A few months ago, a journalist whose newsletter I follow posted about how much he loved David Goodis’ books. We had exchanged e-mails in the past; he turned me on to the fabulous Martin Beck series (bless him forever). Hearing him laud Goodis made me want to read more of the man’s work. When I saw a Black Lizard (bless them forever) copy for sale, I pounced.
My favorite avenue to explore existentialism is not in the philosophical novels of graying old men but in the brief, shot-to-your-head explorations of crime in noir tales. You get to know the main character, usually an unreliable narrator, through a series of unfortunate circumstances that have a bleak ending. I like these kinds of books but aside from Jim Thompson tales and Hard Case Crime novels, I don’t read as many. That should change.
This has all the classic settings of crime noir: a lead who’s in over his head, some untrustworthy characters, a crime that either has or must be committed, the stakes being raised in small but important ways. But really, it’s less a crime story and more a meditation on the human condition: how quick, well-intentioned but poor decisions land us in the messes we make for ourselves and how futile escape can be. It doesn’t necessarily have to be crime; it can be anything. The whole tale, from beginning to end, forces the reader to struggle with those questions as it lays out its twisted story, right up to the last few words.
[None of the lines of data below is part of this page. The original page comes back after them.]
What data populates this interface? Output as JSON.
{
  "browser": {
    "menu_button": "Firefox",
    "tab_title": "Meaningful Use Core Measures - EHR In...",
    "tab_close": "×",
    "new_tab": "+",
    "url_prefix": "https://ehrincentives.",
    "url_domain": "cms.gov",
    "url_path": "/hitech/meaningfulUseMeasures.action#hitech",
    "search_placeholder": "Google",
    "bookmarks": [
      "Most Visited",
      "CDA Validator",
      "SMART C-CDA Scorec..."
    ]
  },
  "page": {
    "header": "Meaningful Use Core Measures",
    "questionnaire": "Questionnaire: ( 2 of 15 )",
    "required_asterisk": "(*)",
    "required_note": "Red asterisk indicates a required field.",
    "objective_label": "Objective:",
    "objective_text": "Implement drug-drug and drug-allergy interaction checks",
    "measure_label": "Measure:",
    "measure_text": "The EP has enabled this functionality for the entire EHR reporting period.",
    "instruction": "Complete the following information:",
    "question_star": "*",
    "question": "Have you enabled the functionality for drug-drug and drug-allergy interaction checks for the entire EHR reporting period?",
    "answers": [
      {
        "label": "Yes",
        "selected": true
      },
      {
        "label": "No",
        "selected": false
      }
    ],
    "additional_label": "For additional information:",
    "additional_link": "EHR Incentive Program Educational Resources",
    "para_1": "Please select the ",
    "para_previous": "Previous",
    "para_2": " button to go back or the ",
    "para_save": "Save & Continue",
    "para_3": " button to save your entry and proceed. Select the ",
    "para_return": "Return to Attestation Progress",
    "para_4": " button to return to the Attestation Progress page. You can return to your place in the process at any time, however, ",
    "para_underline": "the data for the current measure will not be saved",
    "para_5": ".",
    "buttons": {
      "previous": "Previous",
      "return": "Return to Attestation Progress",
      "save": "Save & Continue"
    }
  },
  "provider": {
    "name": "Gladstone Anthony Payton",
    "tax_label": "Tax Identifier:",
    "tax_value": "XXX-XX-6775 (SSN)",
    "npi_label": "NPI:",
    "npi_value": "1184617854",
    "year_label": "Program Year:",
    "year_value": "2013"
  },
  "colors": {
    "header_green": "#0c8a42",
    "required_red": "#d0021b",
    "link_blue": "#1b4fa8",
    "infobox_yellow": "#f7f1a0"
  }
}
I read it in one sitting, not being able to put it down. I need to get my hands on more Goodis.